(Records provided Opens)
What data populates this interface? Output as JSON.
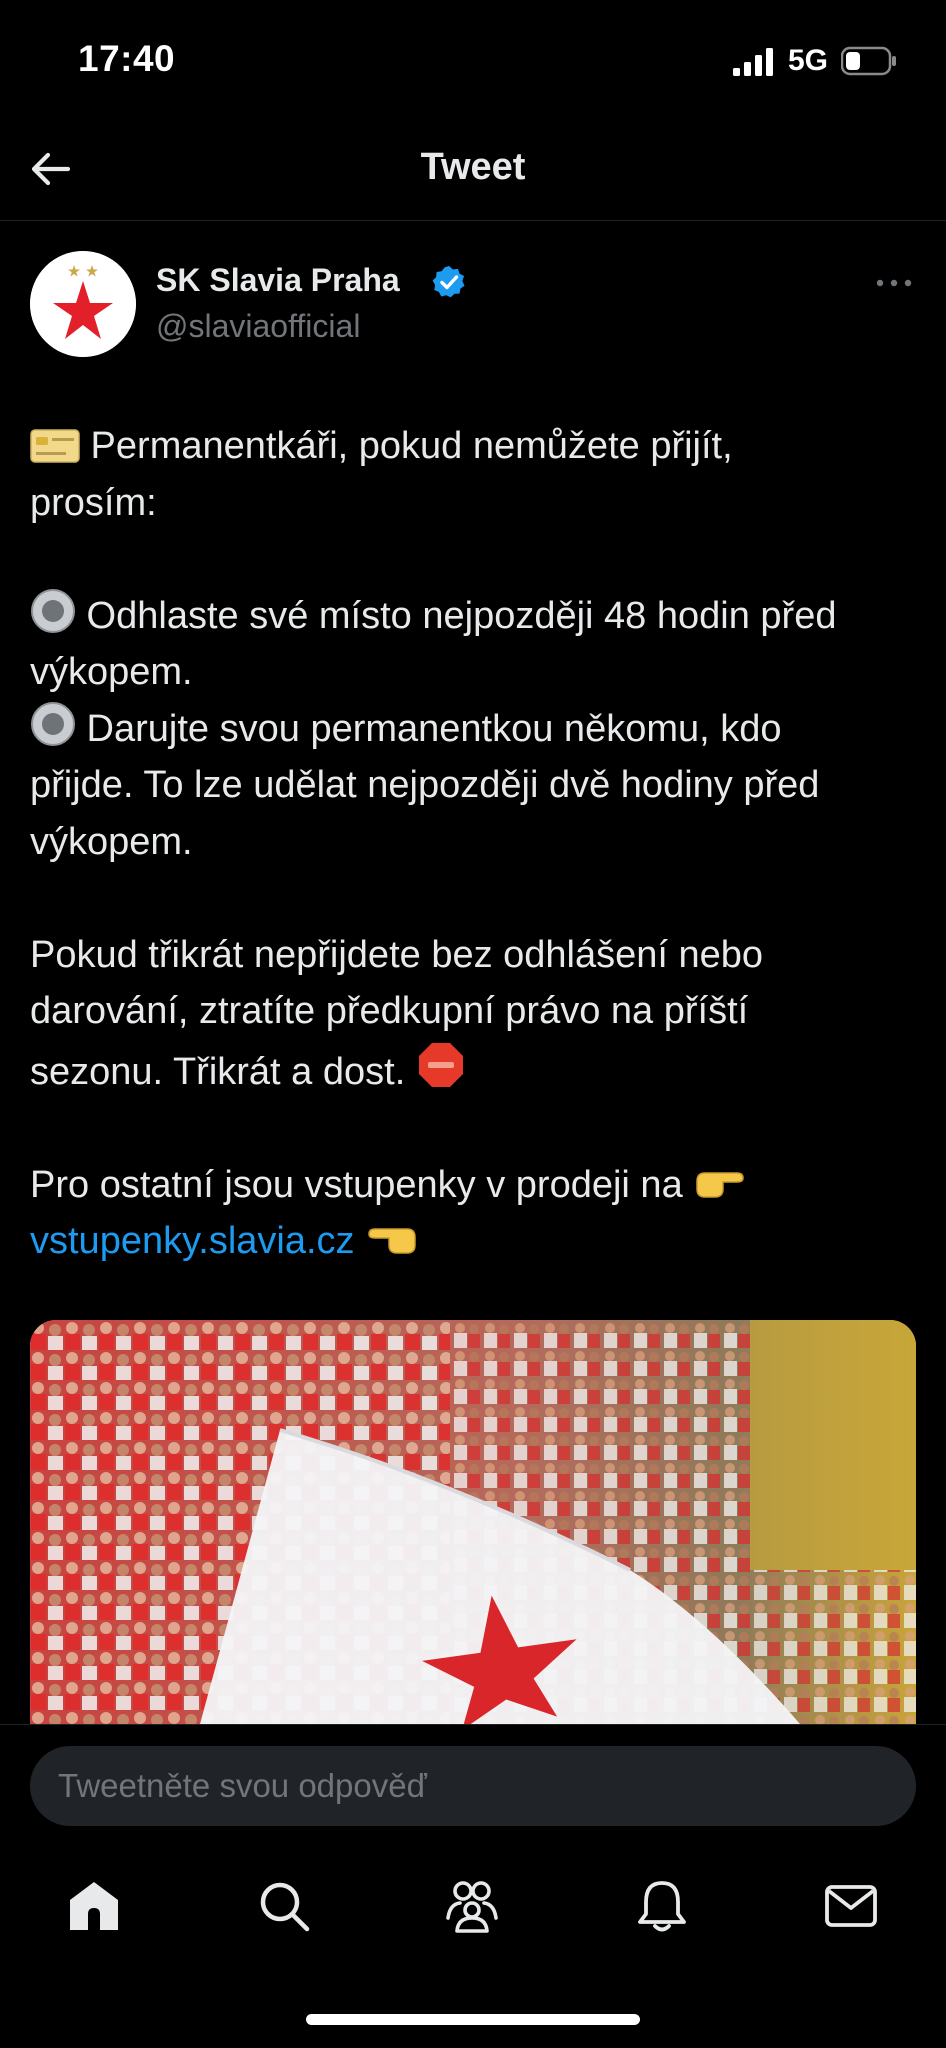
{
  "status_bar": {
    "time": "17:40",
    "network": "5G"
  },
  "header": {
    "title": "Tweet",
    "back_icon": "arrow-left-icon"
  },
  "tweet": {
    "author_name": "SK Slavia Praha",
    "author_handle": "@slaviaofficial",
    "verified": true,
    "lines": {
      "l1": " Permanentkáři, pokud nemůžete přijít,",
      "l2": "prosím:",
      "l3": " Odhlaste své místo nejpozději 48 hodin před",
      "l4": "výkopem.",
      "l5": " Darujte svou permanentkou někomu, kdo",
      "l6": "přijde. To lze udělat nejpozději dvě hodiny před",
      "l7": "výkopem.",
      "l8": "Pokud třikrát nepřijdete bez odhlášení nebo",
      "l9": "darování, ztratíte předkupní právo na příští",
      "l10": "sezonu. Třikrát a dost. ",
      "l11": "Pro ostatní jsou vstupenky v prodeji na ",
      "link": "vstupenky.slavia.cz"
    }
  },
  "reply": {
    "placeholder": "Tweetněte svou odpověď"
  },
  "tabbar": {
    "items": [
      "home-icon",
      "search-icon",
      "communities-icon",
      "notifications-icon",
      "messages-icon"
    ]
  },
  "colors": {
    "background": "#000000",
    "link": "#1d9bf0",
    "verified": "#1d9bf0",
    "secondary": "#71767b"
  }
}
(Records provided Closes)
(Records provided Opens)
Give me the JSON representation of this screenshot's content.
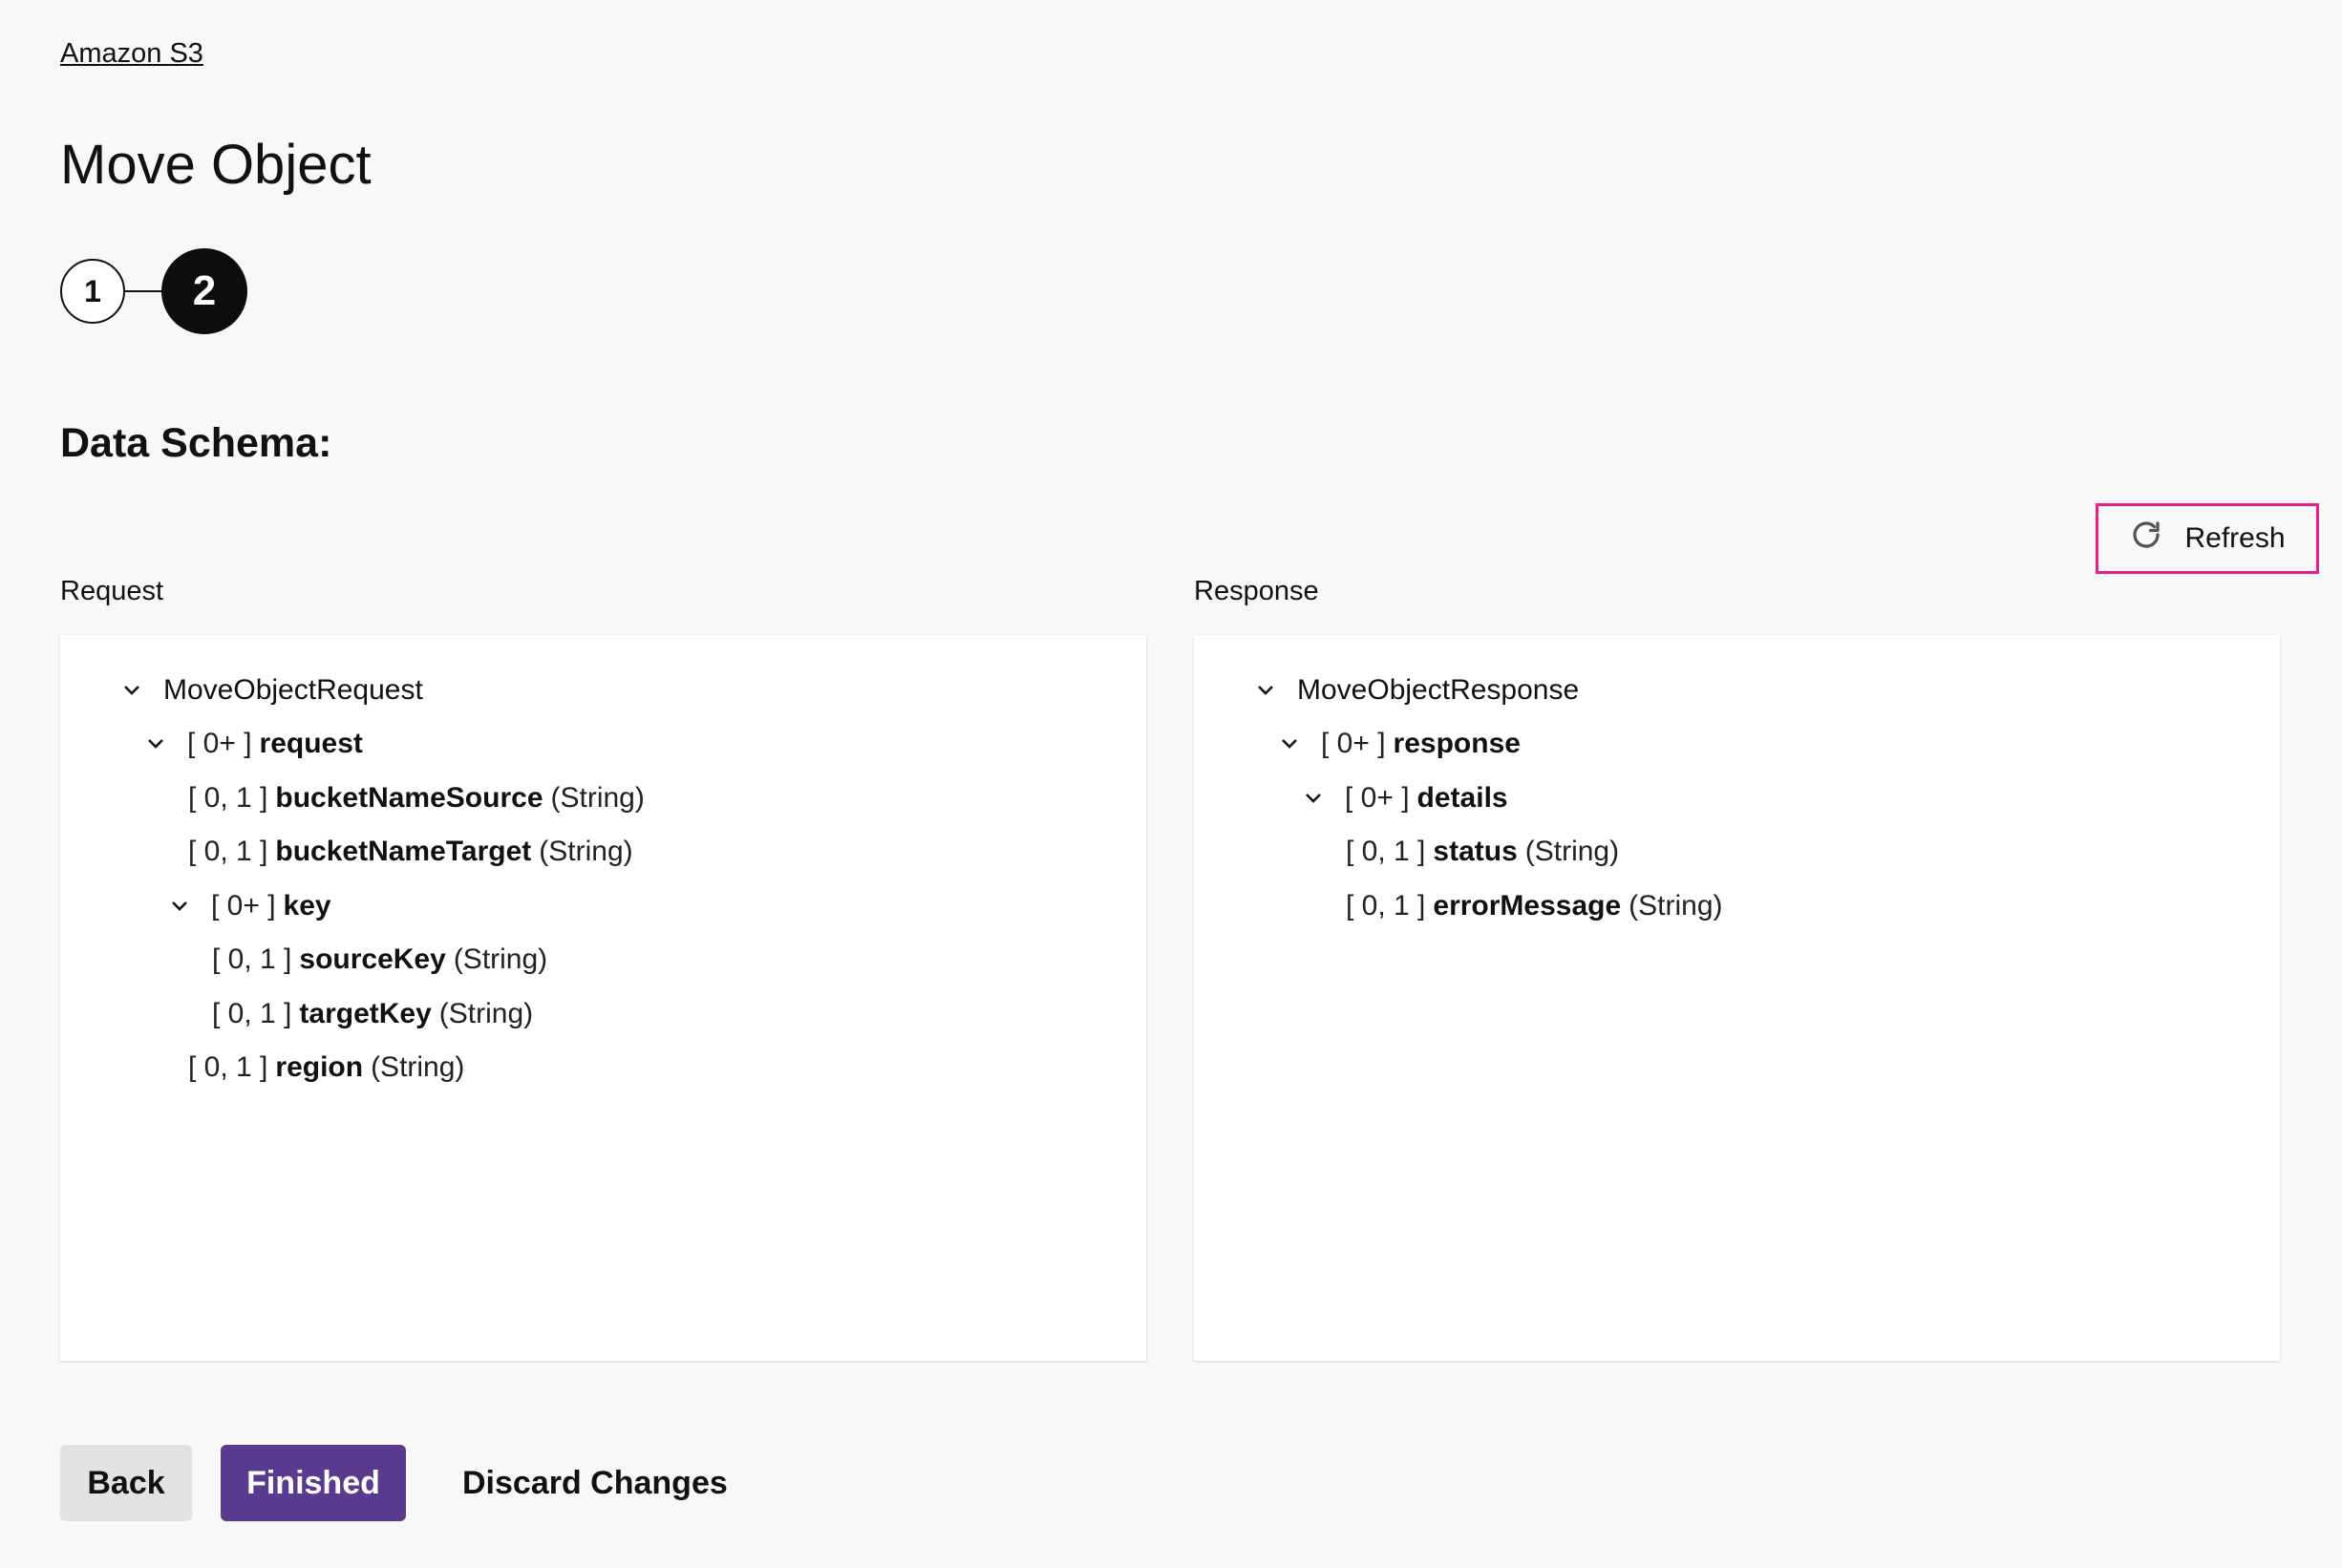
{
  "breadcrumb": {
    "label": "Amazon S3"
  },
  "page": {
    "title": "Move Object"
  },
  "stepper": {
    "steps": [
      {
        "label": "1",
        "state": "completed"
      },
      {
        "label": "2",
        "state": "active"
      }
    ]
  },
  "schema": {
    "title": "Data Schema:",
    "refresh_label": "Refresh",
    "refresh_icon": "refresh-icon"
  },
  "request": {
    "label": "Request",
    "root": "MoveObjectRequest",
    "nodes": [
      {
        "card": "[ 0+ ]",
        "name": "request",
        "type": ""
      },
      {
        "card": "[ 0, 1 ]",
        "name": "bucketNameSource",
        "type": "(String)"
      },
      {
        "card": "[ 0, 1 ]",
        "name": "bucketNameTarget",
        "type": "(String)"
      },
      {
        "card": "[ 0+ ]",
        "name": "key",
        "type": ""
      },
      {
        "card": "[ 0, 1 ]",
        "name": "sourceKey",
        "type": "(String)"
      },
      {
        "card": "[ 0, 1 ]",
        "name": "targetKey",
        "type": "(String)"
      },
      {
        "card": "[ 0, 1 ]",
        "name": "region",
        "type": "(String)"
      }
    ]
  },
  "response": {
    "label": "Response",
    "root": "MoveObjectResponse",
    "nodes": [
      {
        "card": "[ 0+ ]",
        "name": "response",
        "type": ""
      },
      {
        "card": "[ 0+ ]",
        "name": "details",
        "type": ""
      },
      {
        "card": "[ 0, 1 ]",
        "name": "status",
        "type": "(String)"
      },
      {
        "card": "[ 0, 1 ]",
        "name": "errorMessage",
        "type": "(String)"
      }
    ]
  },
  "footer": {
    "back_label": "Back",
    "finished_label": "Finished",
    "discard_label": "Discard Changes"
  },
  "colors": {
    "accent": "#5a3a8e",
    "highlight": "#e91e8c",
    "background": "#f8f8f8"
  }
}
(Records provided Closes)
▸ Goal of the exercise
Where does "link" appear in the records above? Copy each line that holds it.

▸ Solved problem
      "link": "vstupenky.slavia.cz"
    "link": "#1d9bf0",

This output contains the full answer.